Which of the lines below include the word "code"? Pull each one out.

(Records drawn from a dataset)
==================================================

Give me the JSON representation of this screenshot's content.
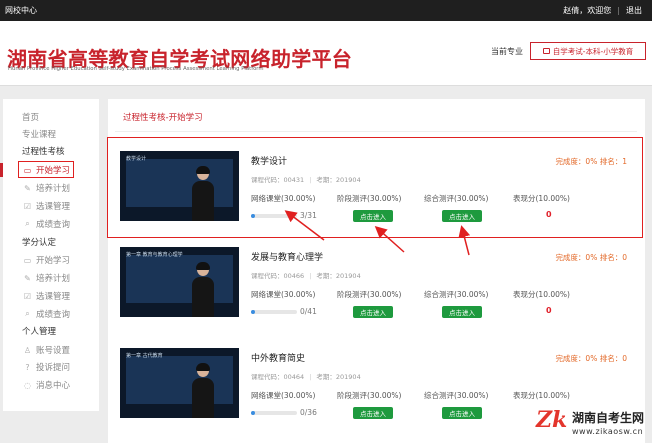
{
  "topbar": {
    "site_label": "网校中心",
    "greeting": "赵倩，欢迎您",
    "logout": "退出"
  },
  "header": {
    "title_cn": "湖南省高等教育自学考试网络助学平台",
    "title_en": "Hunan Province Higher Education Self-study Examination Process Assessment Learning Platform",
    "major_label": "当前专业",
    "major_button": "自学考试-本科-小学教育"
  },
  "sidebar": {
    "items": [
      {
        "label": "首页",
        "type": "link",
        "icon": ""
      },
      {
        "label": "专业课程",
        "type": "link",
        "icon": ""
      },
      {
        "label": "过程性考核",
        "type": "head",
        "icon": ""
      },
      {
        "label": "开始学习",
        "type": "sub",
        "icon": "monitor-icon",
        "active": true
      },
      {
        "label": "培养计划",
        "type": "sub",
        "icon": "pin-icon"
      },
      {
        "label": "选课管理",
        "type": "sub",
        "icon": "checkbox-icon"
      },
      {
        "label": "成绩查询",
        "type": "sub",
        "icon": "search-icon"
      },
      {
        "label": "学分认定",
        "type": "head",
        "icon": ""
      },
      {
        "label": "开始学习",
        "type": "sub",
        "icon": "monitor-icon"
      },
      {
        "label": "培养计划",
        "type": "sub",
        "icon": "pin-icon"
      },
      {
        "label": "选课管理",
        "type": "sub",
        "icon": "checkbox-icon"
      },
      {
        "label": "成绩查询",
        "type": "sub",
        "icon": "search-icon"
      },
      {
        "label": "个人管理",
        "type": "head",
        "icon": ""
      },
      {
        "label": "账号设置",
        "type": "sub",
        "icon": "user-icon"
      },
      {
        "label": "投诉提问",
        "type": "sub",
        "icon": "help-icon"
      },
      {
        "label": "消息中心",
        "type": "sub",
        "icon": "message-icon"
      }
    ]
  },
  "breadcrumb": "过程性考核-开始学习",
  "columns": {
    "online": "网络课堂(30.00%)",
    "stage": "阶段测评(30.00%)",
    "comprehensive": "综合测评(30.00%)",
    "performance": "表现分(10.00%)"
  },
  "enter_label": "点击进入",
  "courses": [
    {
      "name": "教学设计",
      "code": "课程代码：00431",
      "term": "考期：201904",
      "status": "完成度：0%  排名：1",
      "progress_text": "3/31",
      "progress": 0.097,
      "score": "0",
      "thumb_title": "教学设计"
    },
    {
      "name": "发展与教育心理学",
      "code": "课程代码：00466",
      "term": "考期：201904",
      "status": "完成度：0%  排名：0",
      "progress_text": "0/41",
      "progress": 0,
      "score": "0",
      "thumb_title": "第一章 教育与教育心理学"
    },
    {
      "name": "中外教育简史",
      "code": "课程代码：00464",
      "term": "考期：201904",
      "status": "完成度：0%  排名：0",
      "progress_text": "0/36",
      "progress": 0,
      "score": "",
      "thumb_title": "第一章 古代教育"
    }
  ],
  "watermark": {
    "logo": "Zk",
    "name": "湖南自考生网",
    "url": "www.zikaosw.cn"
  },
  "colors": {
    "brand": "#c8232c",
    "button_green": "#1e9a3e",
    "progress_blue": "#3a8de0",
    "status_orange": "#e36a2a"
  }
}
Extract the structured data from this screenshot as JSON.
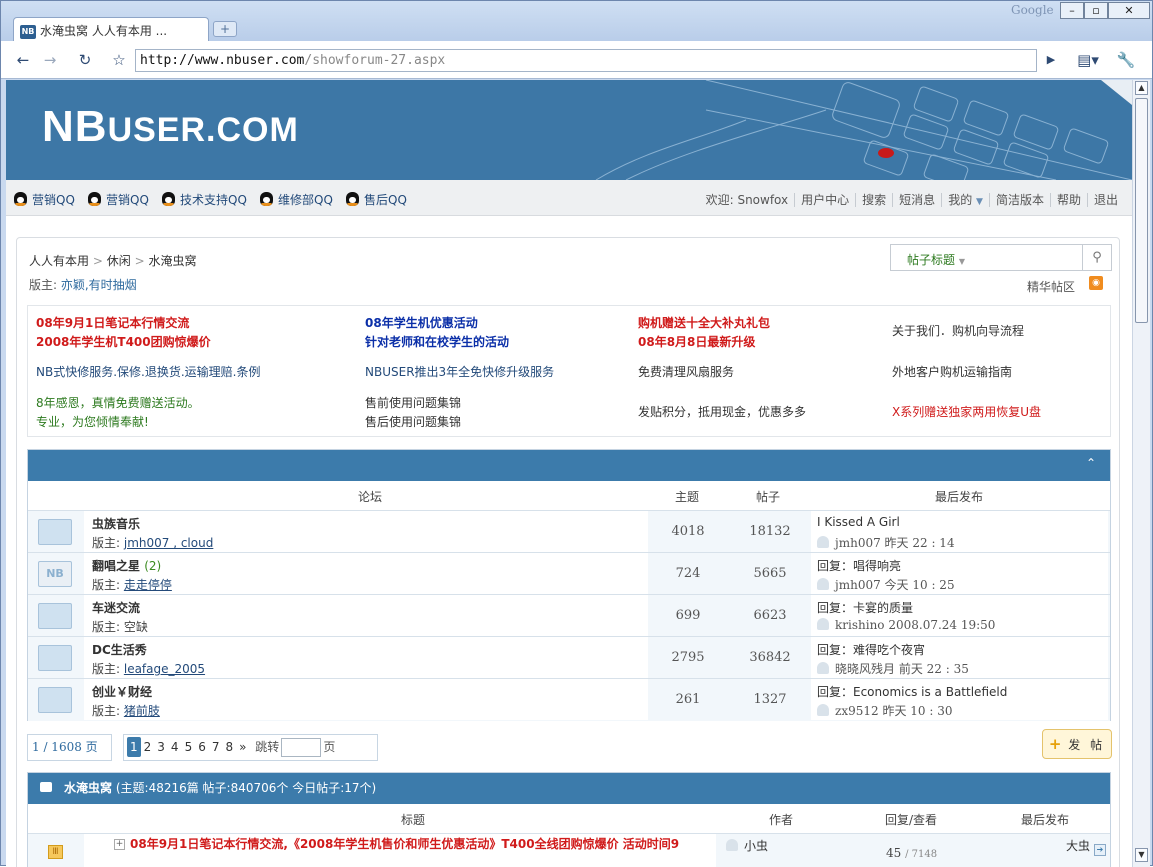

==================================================

[Result of this exercise]:
      "code": "课程代码：00431",
      "code": "课程代码：00466",
      "code": "课程代码：00464",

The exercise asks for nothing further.